Seepersad also said he was concerned that the company was without its funds and that a portion of the money has been transferred to someone with whom the company has no contractual or personal relationship, as well as that some $2.6 million was retained by Debideen and “a significant portion” used.

The judge said from the evidence so far, there was a clear line between Philbert, Ramjattan and Debideen and “this loan agreement at this stage causes the court a significant degree of disquiet as it seemingly defies common sense and on its face is devoid of commercial logic.”

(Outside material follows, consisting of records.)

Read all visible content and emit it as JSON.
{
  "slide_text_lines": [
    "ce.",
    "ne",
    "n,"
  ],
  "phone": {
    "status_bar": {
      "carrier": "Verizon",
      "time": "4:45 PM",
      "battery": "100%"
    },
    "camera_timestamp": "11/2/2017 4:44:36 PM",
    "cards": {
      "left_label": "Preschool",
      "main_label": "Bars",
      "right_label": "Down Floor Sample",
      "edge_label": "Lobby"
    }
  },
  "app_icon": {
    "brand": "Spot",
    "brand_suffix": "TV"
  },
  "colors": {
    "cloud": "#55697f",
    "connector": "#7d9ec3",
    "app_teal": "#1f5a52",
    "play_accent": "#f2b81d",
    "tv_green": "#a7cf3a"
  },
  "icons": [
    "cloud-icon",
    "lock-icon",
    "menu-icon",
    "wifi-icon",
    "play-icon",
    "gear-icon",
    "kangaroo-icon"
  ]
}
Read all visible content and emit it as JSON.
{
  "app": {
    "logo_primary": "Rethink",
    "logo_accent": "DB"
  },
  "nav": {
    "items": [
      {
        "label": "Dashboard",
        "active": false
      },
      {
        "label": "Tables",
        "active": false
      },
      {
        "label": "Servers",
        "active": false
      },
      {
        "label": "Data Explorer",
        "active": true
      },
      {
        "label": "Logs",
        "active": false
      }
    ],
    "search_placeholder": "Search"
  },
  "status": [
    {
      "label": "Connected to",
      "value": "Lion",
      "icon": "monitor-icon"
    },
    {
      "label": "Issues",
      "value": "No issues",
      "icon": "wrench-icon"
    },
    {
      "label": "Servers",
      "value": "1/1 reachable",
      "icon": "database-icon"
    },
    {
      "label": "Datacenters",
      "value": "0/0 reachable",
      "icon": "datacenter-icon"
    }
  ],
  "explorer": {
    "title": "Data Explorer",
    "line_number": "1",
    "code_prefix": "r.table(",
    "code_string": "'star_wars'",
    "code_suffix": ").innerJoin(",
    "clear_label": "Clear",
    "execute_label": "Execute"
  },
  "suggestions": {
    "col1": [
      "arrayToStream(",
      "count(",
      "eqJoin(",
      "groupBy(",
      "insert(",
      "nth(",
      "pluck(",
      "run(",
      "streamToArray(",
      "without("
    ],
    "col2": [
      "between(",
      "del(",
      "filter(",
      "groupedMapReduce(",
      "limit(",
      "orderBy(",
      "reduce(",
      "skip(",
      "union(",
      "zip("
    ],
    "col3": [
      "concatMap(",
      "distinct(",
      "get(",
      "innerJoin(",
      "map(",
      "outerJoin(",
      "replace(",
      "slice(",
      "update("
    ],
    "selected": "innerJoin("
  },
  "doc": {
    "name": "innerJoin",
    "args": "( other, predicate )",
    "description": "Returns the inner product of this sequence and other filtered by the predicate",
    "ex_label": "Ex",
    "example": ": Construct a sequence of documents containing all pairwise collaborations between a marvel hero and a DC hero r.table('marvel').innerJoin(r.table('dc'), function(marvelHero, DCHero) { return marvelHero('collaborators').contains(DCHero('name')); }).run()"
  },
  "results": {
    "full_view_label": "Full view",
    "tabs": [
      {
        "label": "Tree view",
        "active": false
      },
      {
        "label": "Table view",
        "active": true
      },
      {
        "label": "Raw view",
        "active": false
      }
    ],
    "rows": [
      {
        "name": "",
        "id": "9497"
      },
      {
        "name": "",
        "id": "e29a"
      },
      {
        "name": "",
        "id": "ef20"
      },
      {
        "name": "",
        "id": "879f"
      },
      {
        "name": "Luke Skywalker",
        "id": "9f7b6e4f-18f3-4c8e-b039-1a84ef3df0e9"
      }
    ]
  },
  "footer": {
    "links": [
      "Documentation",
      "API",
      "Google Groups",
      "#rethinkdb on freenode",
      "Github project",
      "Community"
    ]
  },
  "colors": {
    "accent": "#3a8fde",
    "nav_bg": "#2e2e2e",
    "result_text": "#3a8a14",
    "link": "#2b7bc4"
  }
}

He said at this stage, he was also concerned whether Debideen acted prudently and whether he should have evaluated the arrangement between his client and the contractor.

“The allegations made against the defendants are serious. Fraud is far too prevalent in this society and a careful and vigilant stance has to be adopted by the court.

“Unfortunately, the candour and nobility which was once associated with the practice of law, no longer applies and with regret, the court cannot view a lawyer’s word as being sacrosanct.”

In considering the public’s interest in ensuring that attorneys adhere strictly to the ethics of the profession and comply with all the obligations imposed by the Legal Profession Act, Seepersad also said continuing the freezing order will not cause Debideen “irremediable prejudice.”

The freezing order prevents Debideen from removing, disposing of, or diminishing the value of his assets up to the value of $6 million.

The court’s order only allows Debideen to remove any unencumbered assets outside the $6 million figure and also provides him with a $10,000-a-week spending allowance for ordinary living expenses and legal advice and representation.

Those parts of the order which called on Debideen to give information to Advanced Hose’s attorneys of all his assets in TT exceeding $1 million, whether in his name or jointly owned, giving the value, location and details, have been stayed.

In asking for the discharge of the freezing order against him, Debideen’s attorney Tom Richards, KC, maintained there was no pleaded allegation or evidence against his client.

“The allegation of wrongdoing is unsustainable. He needs a good arguable case to continue the freezing application…There is no allegation that he breached any laws.

“We say that an injunction will not be just and equitable.”

Richards maintained that a freezing order against an attorney was “an extraordinary, nuclear step” which could have a huge impact on his client’s professional reputation.

The case has been adjourned to January 29 for a case-management hearing, as attorneys for all four remaining defendants have been given until January 8 to file their defences.

Advance Hose is represented by attorneys Jagdeo Singh, Leon Kalicharan and Karina Singh. Keera Bazzey represents Philbert; Narendra Latchman and Andrew Ramsubeik represent Ramjattan; and Kent Samlal, Umesh Maharaj and Narissa Bala represent Debideen.